Gabrielle Dyment and Anna Fenko presented their study at ICORIA 2023
Green advertising advocates for environmentally responsible lifestyles, makes claims of environmental friendliness, highlights corporate environmental initiatives, and often shows natural environments. Unfortunately, presentations of a brand as green can be intentionally misleading, which is called greenwashing.
Executional greenwashing is using images of nature in ads to mislead consumers that the brand is sustainable. Our study investigated how these nature images influence consumer’s attitude towards a brand and brand’s ecological image and whether truthful information about brand’s ecological performance (eco-labels) can mitigate this effect.
In the experiment, 172 participants were randomly assigned to one of the conditions combining green versus red eco-label and nature versus urban image. Consumers responded more strongly to the labels than to the images. Truthful information about the environmental performance of the brand (eco-labels) decreased environmental deception of executional greenwashing. The effect of eco-labels was stronger for participants who care for environmental.
When consumers are given the information needed to make informed evaluations, they will use that information and process it critically. We have also demonstrated that even consumers who do not care for environment were able to see past the effects of executional greenwashing when eco-labels were provided.

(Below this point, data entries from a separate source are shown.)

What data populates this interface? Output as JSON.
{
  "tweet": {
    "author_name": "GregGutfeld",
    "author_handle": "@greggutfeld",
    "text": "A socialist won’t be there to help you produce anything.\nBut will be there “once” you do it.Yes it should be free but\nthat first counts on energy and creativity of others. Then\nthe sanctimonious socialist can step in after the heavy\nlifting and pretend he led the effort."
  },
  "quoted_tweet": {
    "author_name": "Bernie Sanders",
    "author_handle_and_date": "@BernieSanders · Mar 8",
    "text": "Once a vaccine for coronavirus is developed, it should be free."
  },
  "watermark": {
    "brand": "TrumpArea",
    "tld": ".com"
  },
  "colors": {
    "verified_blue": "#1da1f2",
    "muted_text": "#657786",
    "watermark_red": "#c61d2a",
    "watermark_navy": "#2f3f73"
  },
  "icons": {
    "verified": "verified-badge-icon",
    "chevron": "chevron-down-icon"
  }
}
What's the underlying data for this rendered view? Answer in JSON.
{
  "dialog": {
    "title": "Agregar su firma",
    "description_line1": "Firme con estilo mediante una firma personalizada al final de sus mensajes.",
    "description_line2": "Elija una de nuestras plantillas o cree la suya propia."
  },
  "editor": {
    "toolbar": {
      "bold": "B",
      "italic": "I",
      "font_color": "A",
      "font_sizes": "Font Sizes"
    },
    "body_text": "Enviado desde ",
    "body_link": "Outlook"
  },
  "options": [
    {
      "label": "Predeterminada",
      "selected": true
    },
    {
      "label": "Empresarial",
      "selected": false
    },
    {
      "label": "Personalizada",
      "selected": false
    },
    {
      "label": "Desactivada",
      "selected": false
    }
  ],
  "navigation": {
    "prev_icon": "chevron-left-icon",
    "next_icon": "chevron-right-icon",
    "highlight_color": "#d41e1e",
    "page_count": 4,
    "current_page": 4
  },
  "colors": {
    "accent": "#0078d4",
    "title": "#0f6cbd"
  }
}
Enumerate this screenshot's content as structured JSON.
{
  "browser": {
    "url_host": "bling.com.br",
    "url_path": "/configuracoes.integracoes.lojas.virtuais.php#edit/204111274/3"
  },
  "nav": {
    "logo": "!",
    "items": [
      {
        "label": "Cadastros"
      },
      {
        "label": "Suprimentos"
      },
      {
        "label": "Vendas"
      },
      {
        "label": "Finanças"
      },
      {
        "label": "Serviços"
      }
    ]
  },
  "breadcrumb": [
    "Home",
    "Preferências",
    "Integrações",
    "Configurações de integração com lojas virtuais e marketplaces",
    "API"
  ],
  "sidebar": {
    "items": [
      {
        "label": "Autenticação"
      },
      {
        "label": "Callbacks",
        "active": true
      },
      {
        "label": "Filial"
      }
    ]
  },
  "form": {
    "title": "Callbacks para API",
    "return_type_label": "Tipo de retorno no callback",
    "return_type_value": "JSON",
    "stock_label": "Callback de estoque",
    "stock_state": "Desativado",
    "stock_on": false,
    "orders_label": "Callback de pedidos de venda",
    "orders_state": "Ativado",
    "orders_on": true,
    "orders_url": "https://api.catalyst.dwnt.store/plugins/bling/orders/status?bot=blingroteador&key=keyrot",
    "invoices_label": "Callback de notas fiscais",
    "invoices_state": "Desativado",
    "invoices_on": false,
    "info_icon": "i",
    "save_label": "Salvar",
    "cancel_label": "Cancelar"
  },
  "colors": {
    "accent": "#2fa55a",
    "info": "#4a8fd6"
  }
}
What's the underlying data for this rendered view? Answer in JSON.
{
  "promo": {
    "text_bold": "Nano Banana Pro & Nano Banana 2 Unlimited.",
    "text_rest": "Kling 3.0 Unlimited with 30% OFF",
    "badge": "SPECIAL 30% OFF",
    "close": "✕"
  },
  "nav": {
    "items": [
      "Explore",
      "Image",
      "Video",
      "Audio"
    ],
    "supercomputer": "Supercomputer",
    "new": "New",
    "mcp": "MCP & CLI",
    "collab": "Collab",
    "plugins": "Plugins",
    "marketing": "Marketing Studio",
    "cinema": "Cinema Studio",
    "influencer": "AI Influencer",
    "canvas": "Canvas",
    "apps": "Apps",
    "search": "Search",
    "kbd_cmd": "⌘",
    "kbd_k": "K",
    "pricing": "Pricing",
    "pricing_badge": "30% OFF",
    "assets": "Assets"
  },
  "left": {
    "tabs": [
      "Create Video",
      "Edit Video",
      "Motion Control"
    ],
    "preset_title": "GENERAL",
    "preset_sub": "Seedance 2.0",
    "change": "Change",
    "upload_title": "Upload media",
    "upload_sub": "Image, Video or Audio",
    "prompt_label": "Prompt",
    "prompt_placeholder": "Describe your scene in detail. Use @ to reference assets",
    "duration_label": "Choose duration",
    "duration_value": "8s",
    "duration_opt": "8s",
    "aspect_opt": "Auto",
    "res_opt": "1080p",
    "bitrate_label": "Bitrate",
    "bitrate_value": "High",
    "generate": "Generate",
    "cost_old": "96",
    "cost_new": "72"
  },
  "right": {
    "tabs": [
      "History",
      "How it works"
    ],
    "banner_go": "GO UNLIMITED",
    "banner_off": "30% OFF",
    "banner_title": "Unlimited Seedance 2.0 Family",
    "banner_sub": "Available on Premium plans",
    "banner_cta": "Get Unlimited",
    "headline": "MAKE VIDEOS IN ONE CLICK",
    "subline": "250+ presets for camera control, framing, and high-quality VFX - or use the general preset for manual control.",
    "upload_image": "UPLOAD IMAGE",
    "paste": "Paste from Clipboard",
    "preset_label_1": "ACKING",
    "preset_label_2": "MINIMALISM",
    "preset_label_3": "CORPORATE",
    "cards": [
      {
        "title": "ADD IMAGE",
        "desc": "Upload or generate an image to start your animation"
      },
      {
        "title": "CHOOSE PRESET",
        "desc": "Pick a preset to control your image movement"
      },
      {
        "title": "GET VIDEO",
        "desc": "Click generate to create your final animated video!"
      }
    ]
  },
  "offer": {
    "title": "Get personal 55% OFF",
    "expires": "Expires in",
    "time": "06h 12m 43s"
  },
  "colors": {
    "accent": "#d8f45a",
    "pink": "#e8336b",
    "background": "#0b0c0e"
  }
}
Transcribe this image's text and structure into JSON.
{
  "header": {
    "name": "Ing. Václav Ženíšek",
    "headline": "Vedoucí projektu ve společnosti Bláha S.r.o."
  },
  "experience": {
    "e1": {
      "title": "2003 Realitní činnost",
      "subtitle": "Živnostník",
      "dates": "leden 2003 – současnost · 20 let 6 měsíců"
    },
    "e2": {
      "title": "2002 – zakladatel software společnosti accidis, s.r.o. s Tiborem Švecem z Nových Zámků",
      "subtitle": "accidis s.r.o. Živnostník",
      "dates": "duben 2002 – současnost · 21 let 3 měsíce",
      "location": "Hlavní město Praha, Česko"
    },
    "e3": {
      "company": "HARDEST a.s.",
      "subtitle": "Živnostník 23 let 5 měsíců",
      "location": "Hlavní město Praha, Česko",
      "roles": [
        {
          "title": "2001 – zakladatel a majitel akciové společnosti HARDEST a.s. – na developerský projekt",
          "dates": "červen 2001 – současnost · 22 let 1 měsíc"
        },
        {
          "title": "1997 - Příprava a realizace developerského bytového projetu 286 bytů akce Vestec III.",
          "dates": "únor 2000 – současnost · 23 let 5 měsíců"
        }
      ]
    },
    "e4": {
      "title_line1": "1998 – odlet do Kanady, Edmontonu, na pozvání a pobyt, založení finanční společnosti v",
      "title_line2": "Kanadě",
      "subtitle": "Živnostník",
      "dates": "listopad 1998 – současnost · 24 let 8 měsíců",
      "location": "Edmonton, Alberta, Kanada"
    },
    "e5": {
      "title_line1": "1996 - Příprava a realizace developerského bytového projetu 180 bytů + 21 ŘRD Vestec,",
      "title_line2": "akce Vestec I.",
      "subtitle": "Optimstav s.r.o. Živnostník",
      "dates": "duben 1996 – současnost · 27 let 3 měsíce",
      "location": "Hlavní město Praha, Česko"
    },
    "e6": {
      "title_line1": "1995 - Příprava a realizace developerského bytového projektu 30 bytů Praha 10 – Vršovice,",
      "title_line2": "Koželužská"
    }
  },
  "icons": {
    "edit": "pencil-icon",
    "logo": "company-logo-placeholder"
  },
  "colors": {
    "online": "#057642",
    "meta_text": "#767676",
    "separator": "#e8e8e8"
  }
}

Therefore, eco-labels can be successfully used to combat executional greenwashing. Green brands and policy makers should take advantage of this finding.